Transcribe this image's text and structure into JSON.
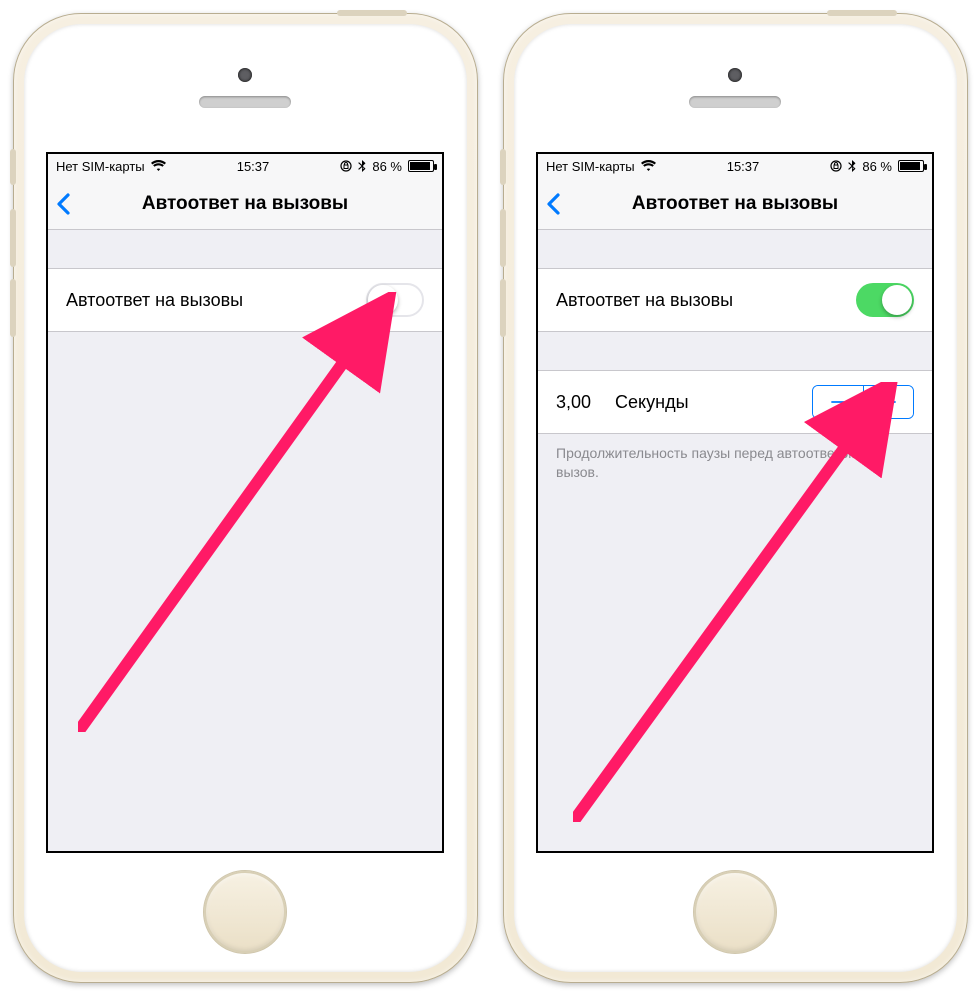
{
  "status": {
    "carrier": "Нет SIM-карты",
    "time": "15:37",
    "battery_pct": "86 %"
  },
  "nav": {
    "title": "Автоответ на вызовы"
  },
  "phone_left": {
    "toggle_label": "Автоответ на вызовы",
    "toggle_on": false
  },
  "phone_right": {
    "toggle_label": "Автоответ на вызовы",
    "toggle_on": true,
    "seconds_value": "3,00",
    "seconds_unit": "Секунды",
    "footer": "Продолжительность паузы перед автоответом на вызов."
  },
  "colors": {
    "ios_blue": "#007aff",
    "ios_green": "#4cd964",
    "arrow": "#ff1a66"
  }
}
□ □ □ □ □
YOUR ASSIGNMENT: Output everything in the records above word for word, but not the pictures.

WRITTEN REPLY:
Transcribe this image's text and structure into JSON.
{
  "status": {
    "carrier": "Нет SIM-карты",
    "time": "15:37",
    "battery_pct": "86 %"
  },
  "nav": {
    "title": "Автоответ на вызовы"
  },
  "phone_left": {
    "toggle_label": "Автоответ на вызовы",
    "toggle_on": false
  },
  "phone_right": {
    "toggle_label": "Автоответ на вызовы",
    "toggle_on": true,
    "seconds_value": "3,00",
    "seconds_unit": "Секунды",
    "footer": "Продолжительность паузы перед автоответом на вызов."
  },
  "colors": {
    "ios_blue": "#007aff",
    "ios_green": "#4cd964",
    "arrow": "#ff1a66"
  }
}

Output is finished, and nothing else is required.